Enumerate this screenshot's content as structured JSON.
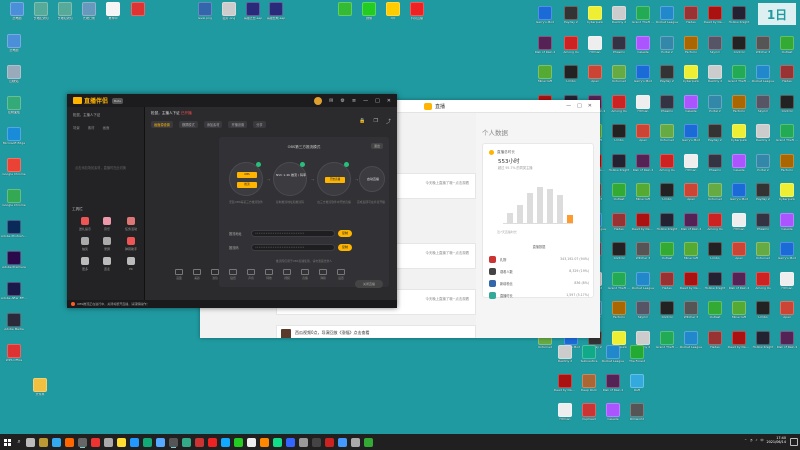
{
  "watermark": "1日",
  "top_icons": [
    {
      "label": "此电脑",
      "color": "#4a8fd8"
    },
    {
      "label": "长裙配通知",
      "color": "#5a9"
    },
    {
      "label": "长裙和通知",
      "color": "#5a9"
    },
    {
      "label": "长裙日前",
      "color": "#69b"
    },
    {
      "label": "推荐中",
      "color": "#f5f5f5"
    },
    {
      "label": "",
      "color": "#d33"
    },
    {
      "label": "level.png",
      "color": "#36a"
    },
    {
      "label": "图片.png",
      "color": "#ccc"
    },
    {
      "label": "海报之合.aep",
      "color": "#2a2a7a"
    },
    {
      "label": "海报合成.aep",
      "color": "#2a2a7a"
    },
    {
      "label": "",
      "color": "#3b3"
    },
    {
      "label": "微信",
      "color": "#2c2"
    },
    {
      "label": "QQ",
      "color": "#ffcc00"
    },
    {
      "label": "抖音直播",
      "color": "#e22"
    }
  ],
  "left_icons": [
    {
      "label": "此电脑",
      "color": "#4a8fd8"
    },
    {
      "label": "回收站",
      "color": "#9ab"
    },
    {
      "label": "控制面板",
      "color": "#3a7"
    },
    {
      "label": "Microsoft Edge",
      "color": "#1a8bd8"
    },
    {
      "label": "Google Chrome",
      "color": "#ea4335"
    },
    {
      "label": "Google Chrome",
      "color": "#34a853"
    },
    {
      "label": "Adobe Photoshop",
      "color": "#0a2a5a"
    },
    {
      "label": "Adobe Premiere",
      "color": "#2a0a4a"
    },
    {
      "label": "Adobe After Effects 2020",
      "color": "#1a1a4a"
    },
    {
      "label": "Adobe Media",
      "color": "#2a2a3a"
    },
    {
      "label": "WPS Office",
      "color": "#d33"
    },
    {
      "label": "文件夹",
      "color": "#f0c040"
    }
  ],
  "game_icons_a": [
    {
      "label": "Garry's Mod",
      "color": "#1a6ad8"
    },
    {
      "label": "Rust",
      "color": "#c33"
    },
    {
      "label": "Cyberpunk",
      "color": "#ee3"
    },
    {
      "label": "Counter-Strike",
      "color": "#caa060"
    },
    {
      "label": "Grand Theft Auto V",
      "color": "#2a5"
    },
    {
      "label": "Alien Isolation",
      "color": "#444"
    },
    {
      "label": "Hades",
      "color": "#933"
    },
    {
      "label": "Terraria",
      "color": "#5a8"
    },
    {
      "label": "Hollow Knight",
      "color": "#223"
    },
    {
      "label": "Stardew",
      "color": "#6a3"
    },
    {
      "label": "Among Us",
      "color": "#c22"
    },
    {
      "label": "Left 4 Dead",
      "color": "#822"
    },
    {
      "label": "Phasmo",
      "color": "#334"
    },
    {
      "label": "Dota 2",
      "color": "#a22"
    },
    {
      "label": "Portal 2",
      "color": "#38a"
    },
    {
      "label": "Borderlands",
      "color": "#fa2"
    },
    {
      "label": "Skyrim",
      "color": "#556"
    },
    {
      "label": "Fallout 4",
      "color": "#2a6"
    },
    {
      "label": "Witcher 3",
      "color": "#555"
    },
    {
      "label": "Doom",
      "color": "#a33"
    },
    {
      "label": "Minecraft",
      "color": "#5a3"
    },
    {
      "label": "Valheim",
      "color": "#465"
    },
    {
      "label": "Apex",
      "color": "#c43"
    },
    {
      "label": "PUBG",
      "color": "#d90"
    }
  ],
  "game_icons_b": [
    {
      "label": "Sea of Thieves",
      "color": "#3a8"
    },
    {
      "label": "Payday 2",
      "color": "#333"
    },
    {
      "label": "Overwatch",
      "color": "#f80"
    },
    {
      "label": "Destiny 2",
      "color": "#ccc"
    },
    {
      "label": "Subnautica",
      "color": "#1a8"
    },
    {
      "label": "Rocket League",
      "color": "#28c"
    },
    {
      "label": "The Forest",
      "color": "#2a3"
    },
    {
      "label": "Dead by Daylight",
      "color": "#a11"
    },
    {
      "label": "Deep Rock",
      "color": "#a63"
    },
    {
      "label": "Risk of Rain 2",
      "color": "#525"
    },
    {
      "label": "Raft",
      "color": "#3ad"
    },
    {
      "label": "Hitman",
      "color": "#eee"
    },
    {
      "label": "Cuphead",
      "color": "#c33"
    },
    {
      "label": "Celeste",
      "color": "#a5f"
    },
    {
      "label": "Rimworld",
      "color": "#555"
    },
    {
      "label": "Factorio",
      "color": "#a60"
    },
    {
      "label": "Half-Life",
      "color": "#f70"
    },
    {
      "label": "Control",
      "color": "#222"
    },
    {
      "label": "Titanfall 2",
      "color": "#555"
    },
    {
      "label": "Outlast",
      "color": "#3a3"
    },
    {
      "label": "Inside",
      "color": "#111"
    },
    {
      "label": "Limbo",
      "color": "#222"
    },
    {
      "label": "Journey",
      "color": "#d93"
    },
    {
      "label": "Unturned",
      "color": "#6a4"
    }
  ],
  "app_window": {
    "brand": "直播伴侣",
    "version": "Beta",
    "user": "松鼠，主播人下证",
    "side_tabs": [
      "场景",
      "素材",
      "画面"
    ],
    "side_hint": "点击添加场景素材，直播时在此切换",
    "section": "工具栏",
    "tools": [
      {
        "label": "送礼提示",
        "color": "#e55"
      },
      {
        "label": "音乐",
        "color": "#e9a"
      },
      {
        "label": "任务活动",
        "color": "#d77"
      },
      {
        "label": "抽奖",
        "color": "#aaa"
      },
      {
        "label": "录屏",
        "color": "#aaa"
      },
      {
        "label": "弹幕助手",
        "color": "#e55"
      },
      {
        "label": "更多",
        "color": "#bbb"
      },
      {
        "label": "连麦",
        "color": "#bbb"
      },
      {
        "label": "PK",
        "color": "#bbb"
      }
    ],
    "room_title": "松鼠，主播人下证",
    "live_badge": "已开播",
    "toolbar": [
      "画面源设置",
      "横屏模式",
      "添加素材",
      "开播设置",
      "分享"
    ],
    "guide": {
      "title": "OBS第三方推流模式",
      "close": "退出",
      "steps": [
        {
          "badge": "OBS",
          "badge2": "推流",
          "title": "",
          "caption": "安装OBS等第三方推流软件"
        },
        {
          "badge": "",
          "badge2": "",
          "title": "NVC 1.4K\n推流 / 码率",
          "caption": "复制推流地址和推流码"
        },
        {
          "badge": "开始直播",
          "badge2": "",
          "title": "",
          "caption": "在三方推流软件中开始直播"
        },
        {
          "badge": "",
          "badge2": "",
          "title": "启动直播",
          "caption": "完成后即可在抖音开播"
        }
      ],
      "fields": [
        {
          "label": "推流地址",
          "value": "••••••••••••••••••••••••••••",
          "button": "复制"
        },
        {
          "label": "推流码",
          "value": "••••••••••••••••••••••••••••",
          "button": "复制"
        }
      ],
      "note": "推流码仅用于OBS直播使用，请勿泄露给他人"
    },
    "bottom_tools": [
      "画面",
      "美颜",
      "滤镜",
      "贴纸",
      "声音",
      "特效",
      "视频",
      "直播",
      "弹幕",
      "设置"
    ],
    "go_live": "关闭直播",
    "status": "OBS推流正在进行中，关闭将断开直播，请谨慎操作！"
  },
  "white_window": {
    "title": "直播",
    "feed": [
      {
        "time": "06-14 15:47",
        "text": "今天晚上直播了哦~点击观看"
      },
      {
        "time": "06-14 15:47",
        "text": "今天晚上直播了哦~点击观看"
      },
      {
        "time": "06-14 15:47",
        "text": "今天晚上直播了哦~点击观看"
      }
    ],
    "feed_bottom_title": "西瓜视频0点，导演回放《涨幅》点击查看",
    "data_panel": {
      "heading": "个人数据",
      "card_title": "直播总时长",
      "big_value": "553小时",
      "sub_value": "超过 95.7% 的同类主播",
      "bars_caption": "近7天直播时长",
      "list_title": "直播数据",
      "rows": [
        {
          "name": "礼物",
          "value": "343,192.07 (94%)",
          "color": "#c33"
        },
        {
          "name": "观看人数",
          "value": "8,329 (19%)",
          "color": "#444"
        },
        {
          "name": "新增粉丝",
          "value": "836 (8%)",
          "color": "#36a"
        },
        {
          "name": "直播时长",
          "value": "1,597 (5.17%)",
          "color": "#3a9"
        }
      ]
    }
  },
  "taskbar": {
    "clock_time": "17:40",
    "clock_date": "2021/06/14",
    "lang": "中",
    "apps": [
      "#bbb",
      "#b93",
      "#3ae",
      "#f60",
      "#666",
      "#e33",
      "#aaa",
      "#fd3",
      "#29f",
      "#1a7",
      "#5af",
      "#555",
      "#3a8",
      "#c33",
      "#e22",
      "#1af",
      "#2c2",
      "#eee",
      "#f80",
      "#1d8",
      "#36f",
      "#999",
      "#444",
      "#c22",
      "#49f",
      "#aaa",
      "#3a3"
    ]
  }
}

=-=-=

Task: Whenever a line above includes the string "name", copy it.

The answer:
          "name": "礼物",
          "name": "观看人数",
          "name": "新增粉丝",
          "name": "直播时长",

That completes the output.